- Work required
Below are the records. State how many of their lines hold the word "label", and add nothing else.

(Records drawn from a dataset)

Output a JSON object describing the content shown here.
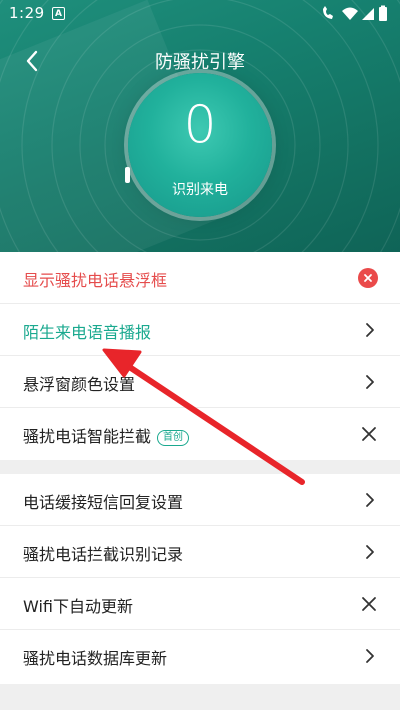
{
  "status_bar": {
    "time": "1:29",
    "notification_badge": "A"
  },
  "header": {
    "title": "防骚扰引擎",
    "back_icon": "chevron-left-icon"
  },
  "dial": {
    "count": "0",
    "label": "识别来电"
  },
  "settings_group_1": [
    {
      "label": "显示骚扰电话悬浮框",
      "control": "close-circle",
      "color": "#e54c4c"
    },
    {
      "label": "陌生来电语音播报",
      "control": "chevron",
      "color": "#1aa98f"
    },
    {
      "label": "悬浮窗颜色设置",
      "control": "chevron"
    },
    {
      "label": "骚扰电话智能拦截",
      "badge": "首创",
      "control": "x"
    }
  ],
  "settings_group_2": [
    {
      "label": "电话缓接短信回复设置",
      "control": "chevron"
    },
    {
      "label": "骚扰电话拦截识别记录",
      "control": "chevron"
    },
    {
      "label": "Wifi下自动更新",
      "control": "x"
    },
    {
      "label": "骚扰电话数据库更新",
      "control": "chevron"
    }
  ],
  "colors": {
    "accent_green": "#1aa98f",
    "alert_red": "#e54c4c",
    "header_teal": "#16806f",
    "annotation_arrow": "#e8252a"
  }
}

- Result of this task
9